Take the 2-minute tour ×
Stack Overflow is a question and answer site for professional and enthusiast programmers. It's 100% free, no registration required.

I want to know the difference between a file descriptor and file pointer.

Also, in what scenario would you use one instead of the other?

share|improve this question

7 Answers 7

up vote 47 down vote accepted

A file descriptor is a low-level integer "handle" used to identify an opened file (or socket, or whatever) at the kernel level, in Linux and other Unix-like systems.

You pass "naked" file descriptors to actual Unix calls, such as read(), write() and so on.

A FILE pointer is a C standard library-level construct, used to represent a file. The FILE wraps the file descriptor, and adds buffering and other features to make I/O easier.

You pass FILE pointers to standard C functions such as fread() and fwrite().

share|improve this answer
    
@nvl: fildes is surely available to Windows, e.g. msdn.microsoft.com/en-us/library/z0kc8e3z%28VS.80%29.aspx –  KennyTM Mar 11 '10 at 9:16
    
@kennyTM: thanks for correcting :). –  N 1.1 Mar 11 '10 at 9:21
    
@unwind What you meant by "naked" file descriptors? The linked reference says that the fd is the first argument to read(). Why do you call it naked? –  Geek Jul 27 '14 at 9:37
    
@Geek Compared to the standard library's FILE * type, the integer file descriptor is "less wrapped", i.e. "naked". –  unwind Jul 30 '14 at 16:40

One is buffered (FILE *) and the other is not. In practice, you want to use FILE * almost always when you are reading from a 'real' file (ie. on the drive), unless you know what you are doing or unless your file is actually a socket or so..

You can get the file descriptor from the FILE * using fileno() and you can open a buffered FILE * from a file descriptor using fdopen()

share|improve this answer
5  
+1 for pointing out fileno(), the organization of the man pages makes this one tough to find. Same for fdopen(). –  BD at Rivenhill Apr 30 '10 at 16:29

A file descriptor is just an integer which you get from the Posix' open()call. Using the standard C fopen() you get a FILE struct back. The FILE struct contains the this file descriptor amongst other things such as end-of-file and error indicator, stream position etc.

So using fopen() gives you a certain amount of abstraction compared to open(). In general you should be using fopen() since that is more portable and you can use all the other standard C functions that uses the FILE struct, ie fprintf() and family.

There are no performance issues using either or.

share|improve this answer
3  
+1 for bringing up portability.
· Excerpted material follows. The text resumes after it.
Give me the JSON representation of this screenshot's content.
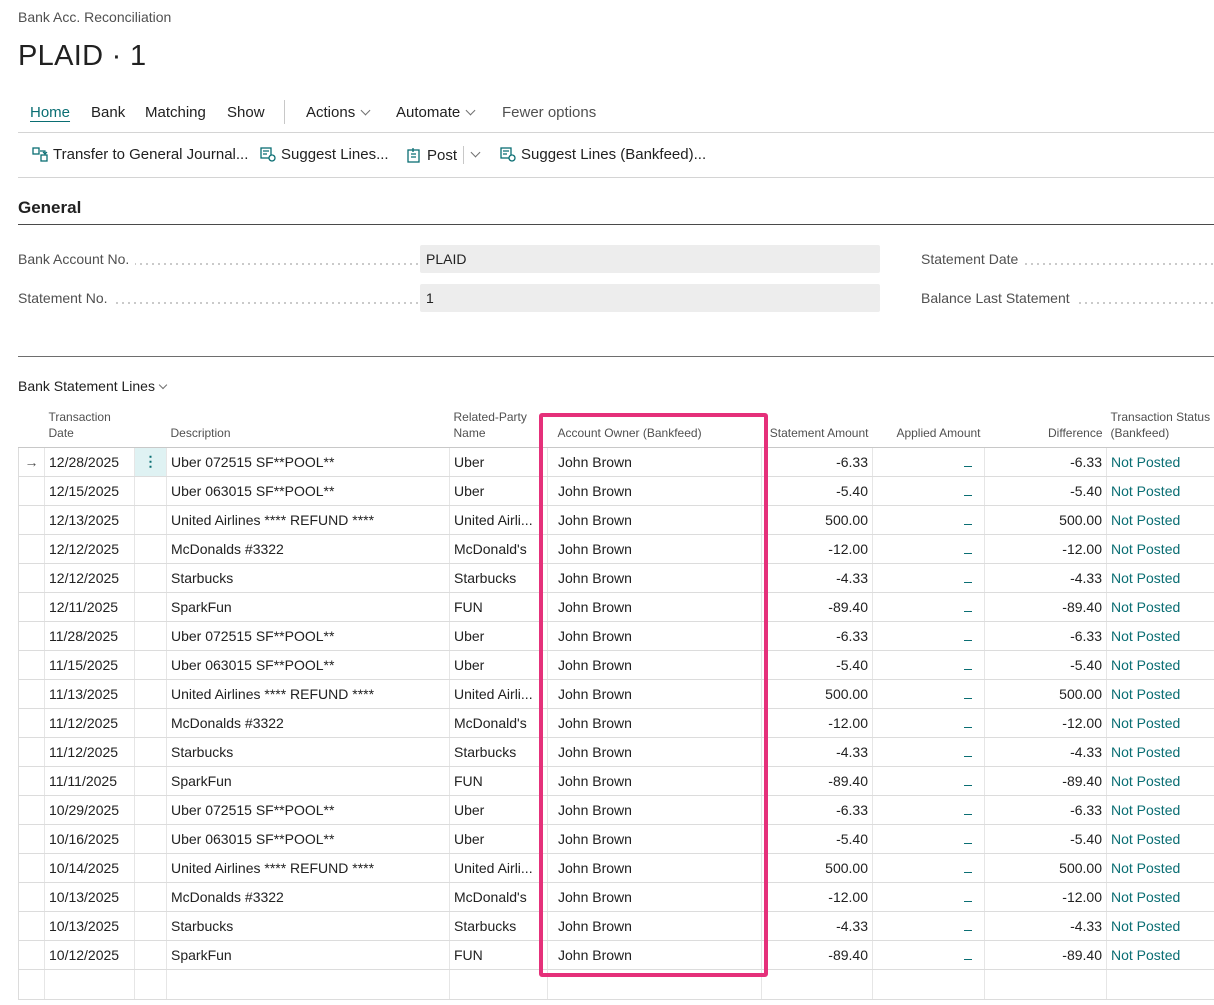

FILE is part of the Standard C Library (back to C89/C90); file descriptors are not. –  tomlogic Mar 11 '10 at 17:42

Want to add points which might be useful.

ABOUT FILE *

  1. can't be used for interprocess communication(IPC).
  2. use it when you need genral purpose buffered I/O.(printf,frpintf,snprintf,scanf)
  3. I use it many times for debug logs. example,

                 FILE *fp;
                 fp = fopen("debug.txt","a");
                 fprintf(fp,"I have reached till this point");
                 fclose(fp);
    

ABOUT FILE DESCRIPTOR

  1. It's generally used for IPC.

  2. Gives low-level control to files on *nix systems.(devices,files,sockets,etc), hence more powerfull than the FILE *.

share|improve this answer

FILE * is more useful when you work with text files and user input/output, because it allows you to use API functions like sprintf(), sscanf(), fgets(), feof() etc.

File descriptor API is low-level, so it allows to work with sockets, pipes, memory-mapped files (and regular files, of course).

share|improve this answer
    
+1 because you added memory-mapped files, since as of my current reading, the other answers have been supplied already. –  ernie.cordell Feb 28 '14 at 16:17

System calls are mostly using file descriptor, for example read and write. Library function will use the file pointers ( printf , scanf). But, library functions are using internally system calls only.

share|improve this answer
    
I'm not sure why you're saying that library functions are only using internal system calls: If you mean the standard C I/O (or any other for that matter) functions, I'm not sure that's (universally?) true. Otherwise, that's not what you said, so I'd like to see the language in your post cleaned up a little. The last sentence baffles me. –  ernie.cordell Feb 28 '14 at 16:14

Just a note to finish out the discussion (if interested)....

fopen can be insecure, and you should probably use fopen_s or open with exclusive bits set. C1X is offering x modes, so you can fopen with modes "rx", "wx", etc.

If you use open, you might consider open(..., O_EXCL | O_RDONLY,... ) or open(..., O_CREAT | O_EXCL | O_WRONLY,... ).

See, for example, Do not make assumptions about fopen() and file creation.

share|improve this answer

Your Answer

 
discard

By posting your answer, you agree to the privacy policy and terms of service.

Not the answer you're looking for? Browse other questions tagged or ask your own question.